Citation: Shkoukani MA, Chen M and Vong A (2013) Cleft lip – a comprehensive review. Front. Pediatr. 1:53. doi: 10.3389/fped.2013.00053
Received: 28 September 2013; Paper pending published: 13 November 2013;
Accepted: 12 December 2013; Published online: 27 December 2013.
Edited by:Jason May, Penn State University Hershey Medical Center, USA
Reviewed by:Kelvin Ming-Tak Kwong, Rutgers University, USA
Ilaaf Darrat, Henry Ford Health System, USA
Copyright: © 2013 Shkoukani, Chen and Vong. This is an open-access article distributed under the terms of the Creative Commons Attribution License (CC BY). The use, distribution or reproduction in other forums is permitted, provided the original author(s) or licensor are credited and that the original publication in this journal is cited, in accordance with accepted academic practice. No use, distribution or reproduction is permitted which does not comply with these terms.
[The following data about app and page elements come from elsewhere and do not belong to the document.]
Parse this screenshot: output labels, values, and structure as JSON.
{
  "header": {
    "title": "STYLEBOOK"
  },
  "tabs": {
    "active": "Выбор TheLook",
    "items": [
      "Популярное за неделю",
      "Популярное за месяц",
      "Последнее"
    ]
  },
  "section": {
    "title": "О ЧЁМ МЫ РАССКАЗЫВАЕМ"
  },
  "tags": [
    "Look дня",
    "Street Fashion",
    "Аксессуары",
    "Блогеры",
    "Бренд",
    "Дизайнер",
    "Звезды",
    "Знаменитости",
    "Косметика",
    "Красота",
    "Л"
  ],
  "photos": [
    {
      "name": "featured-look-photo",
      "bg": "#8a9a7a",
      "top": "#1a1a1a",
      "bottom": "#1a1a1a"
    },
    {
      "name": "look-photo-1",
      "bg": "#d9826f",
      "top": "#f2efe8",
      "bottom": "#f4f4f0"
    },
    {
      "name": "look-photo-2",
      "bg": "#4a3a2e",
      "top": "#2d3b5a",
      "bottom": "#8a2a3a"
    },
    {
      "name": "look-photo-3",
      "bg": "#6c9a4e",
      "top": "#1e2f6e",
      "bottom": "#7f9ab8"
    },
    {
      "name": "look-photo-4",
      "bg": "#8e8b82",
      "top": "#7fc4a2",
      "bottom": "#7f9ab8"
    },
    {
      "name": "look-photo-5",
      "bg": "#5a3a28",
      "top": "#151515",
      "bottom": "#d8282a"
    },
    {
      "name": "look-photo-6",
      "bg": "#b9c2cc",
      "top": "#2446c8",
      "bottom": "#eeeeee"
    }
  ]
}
*Correspondence: Mahdi A. Shkoukani, Department of Otolaryngology, Wayne State University School of Medicine, University Health Center, 5E-UHC, 4201 St. Antoine, Detroit, MI 48201, USA e-mail: email@example.com